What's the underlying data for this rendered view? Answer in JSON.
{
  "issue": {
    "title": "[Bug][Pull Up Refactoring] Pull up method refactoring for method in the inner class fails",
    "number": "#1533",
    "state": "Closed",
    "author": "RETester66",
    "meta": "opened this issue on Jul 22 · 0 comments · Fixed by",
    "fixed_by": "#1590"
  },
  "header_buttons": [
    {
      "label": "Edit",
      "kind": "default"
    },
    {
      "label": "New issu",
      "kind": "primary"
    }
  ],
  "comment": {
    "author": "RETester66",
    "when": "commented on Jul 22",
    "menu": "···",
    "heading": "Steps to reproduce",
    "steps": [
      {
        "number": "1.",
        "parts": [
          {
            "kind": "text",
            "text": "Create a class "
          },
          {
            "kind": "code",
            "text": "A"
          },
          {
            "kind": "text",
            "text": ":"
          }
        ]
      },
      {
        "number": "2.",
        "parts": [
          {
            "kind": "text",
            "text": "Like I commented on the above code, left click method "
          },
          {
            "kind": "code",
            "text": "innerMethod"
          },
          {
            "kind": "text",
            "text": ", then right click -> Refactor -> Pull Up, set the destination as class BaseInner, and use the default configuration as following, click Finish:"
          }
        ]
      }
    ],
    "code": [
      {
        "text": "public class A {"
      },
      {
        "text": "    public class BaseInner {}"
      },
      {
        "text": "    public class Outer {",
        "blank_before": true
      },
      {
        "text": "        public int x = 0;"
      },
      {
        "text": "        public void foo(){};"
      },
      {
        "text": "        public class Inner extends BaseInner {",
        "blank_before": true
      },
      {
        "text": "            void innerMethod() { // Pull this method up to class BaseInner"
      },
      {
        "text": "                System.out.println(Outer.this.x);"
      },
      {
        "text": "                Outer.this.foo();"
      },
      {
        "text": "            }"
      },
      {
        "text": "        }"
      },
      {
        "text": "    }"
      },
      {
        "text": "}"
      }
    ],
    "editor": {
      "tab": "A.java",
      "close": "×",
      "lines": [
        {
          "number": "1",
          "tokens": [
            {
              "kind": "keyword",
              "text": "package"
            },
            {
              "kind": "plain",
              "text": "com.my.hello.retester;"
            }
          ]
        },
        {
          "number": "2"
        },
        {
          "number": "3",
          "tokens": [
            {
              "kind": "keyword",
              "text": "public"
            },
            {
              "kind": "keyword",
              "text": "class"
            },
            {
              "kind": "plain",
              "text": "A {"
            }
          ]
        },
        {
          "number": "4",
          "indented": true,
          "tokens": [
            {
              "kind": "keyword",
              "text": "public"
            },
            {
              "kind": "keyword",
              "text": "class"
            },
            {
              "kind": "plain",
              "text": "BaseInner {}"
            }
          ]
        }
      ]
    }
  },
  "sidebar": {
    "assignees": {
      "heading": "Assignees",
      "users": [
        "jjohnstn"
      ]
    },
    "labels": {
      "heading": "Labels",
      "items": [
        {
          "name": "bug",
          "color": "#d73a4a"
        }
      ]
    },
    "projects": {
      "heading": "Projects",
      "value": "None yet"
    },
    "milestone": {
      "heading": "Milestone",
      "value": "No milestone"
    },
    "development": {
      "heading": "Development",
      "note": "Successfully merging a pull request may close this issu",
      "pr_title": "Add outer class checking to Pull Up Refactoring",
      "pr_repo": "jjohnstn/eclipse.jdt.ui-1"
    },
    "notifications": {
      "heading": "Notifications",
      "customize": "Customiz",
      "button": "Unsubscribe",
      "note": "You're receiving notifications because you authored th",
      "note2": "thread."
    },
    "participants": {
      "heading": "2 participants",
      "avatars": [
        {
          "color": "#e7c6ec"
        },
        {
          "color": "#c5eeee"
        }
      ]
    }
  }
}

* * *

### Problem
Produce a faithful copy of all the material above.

### Response below
What's the underlying data for this rendered view? Answer in JSON.
{
  "issue": {
    "title": "[Bug][Pull Up Refactoring] Pull up method refactoring for method in the inner class fails",
    "number": "#1533",
    "state": "Closed",
    "author": "RETester66",
    "meta": "opened this issue on Jul 22 · 0 comments · Fixed by",
    "fixed_by": "#1590"
  },
  "header_buttons": [
    {
      "label": "Edit",
      "kind": "default"
    },
    {
      "label": "New issu",
      "kind": "primary"
    }
  ],
  "comment": {
    "author": "RETester66",
    "when": "commented on Jul 22",
    "menu": "···",
    "heading": "Steps to reproduce",
    "steps": [
      {
        "number": "1.",
        "parts": [
          {
            "kind": "text",
            "text": "Create a class "
          },
          {
            "kind": "code",
            "text": "A"
          },
          {
            "kind": "text",
            "text": ":"
          }
        ]
      },
      {
        "number": "2.",
        "parts": [
          {
            "kind": "text",
            "text": "Like I commented on the above code, left click method "
          },
          {
            "kind": "code",
            "text": "innerMethod"
          },
          {
            "kind": "text",
            "text": ", then right click -> Refactor -> Pull Up, set the destination as class BaseInner, and use the default configuration as following, click Finish:"
          }
        ]
      }
    ],
    "code": [
      {
        "text": "public class A {"
      },
      {
        "text": "    public class BaseInner {}"
      },
      {
        "text": "    public class Outer {",
        "blank_before": true
      },
      {
        "text": "        public int x = 0;"
      },
      {
        "text": "        public void foo(){};"
      },
      {
        "text": "        public class Inner extends BaseInner {",
        "blank_before": true
      },
      {
        "text": "            void innerMethod() { // Pull this method up to class BaseInner"
      },
      {
        "text": "                System.out.println(Outer.this.x);"
      },
      {
        "text": "                Outer.this.foo();"
      },
      {
        "text": "            }"
      },
      {
        "text": "        }"
      },
      {
        "text": "    }"
      },
      {
        "text": "}"
      }
    ],
    "editor": {
      "tab": "A.java",
      "close": "×",
      "lines": [
        {
          "number": "1",
          "tokens": [
            {
              "kind": "keyword",
              "text": "package"
            },
            {
              "kind": "plain",
              "text": "com.my.hello.retester;"
            }
          ]
        },
        {
          "number": "2"
        },
        {
          "number": "3",
          "tokens": [
            {
              "kind": "keyword",
              "text": "public"
            },
            {
              "kind": "keyword",
              "text": "class"
            },
            {
              "kind": "plain",
              "text": "A {"
            }
          ]
        },
        {
          "number": "4",
          "indented": true,
          "tokens": [
            {
              "kind": "keyword",
              "text": "public"
            },
            {
              "kind": "keyword",
              "text": "class"
            },
            {
              "kind": "plain",
              "text": "BaseInner {}"
            }
          ]
        }
      ]
    }
  },
  "sidebar": {
    "assignees": {
      "heading": "Assignees",
      "users": [
        "jjohnstn"
      ]
    },
    "labels": {
      "heading": "Labels",
      "items": [
        {
          "name": "bug",
          "color": "#d73a4a"
        }
      ]
    },
    "projects": {
      "heading": "Projects",
      "value": "None yet"
    },
    "milestone": {
      "heading": "Milestone",
      "value": "No milestone"
    },
    "development": {
      "heading": "Development",
      "note": "Successfully merging a pull request may close this issu",
      "pr_title": "Add outer class checking to Pull Up Refactoring",
      "pr_repo": "jjohnstn/eclipse.jdt.ui-1"
    },
    "notifications": {
      "heading": "Notifications",
      "customize": "Customiz",
      "button": "Unsubscribe",
      "note": "You're receiving notifications because you authored th",
      "note2": "thread."
    },
    "participants": {
      "heading": "2 participants",
      "avatars": [
        {
          "color": "#e7c6ec"
        },
        {
          "color": "#c5eeee"
        }
      ]
    }
  }
}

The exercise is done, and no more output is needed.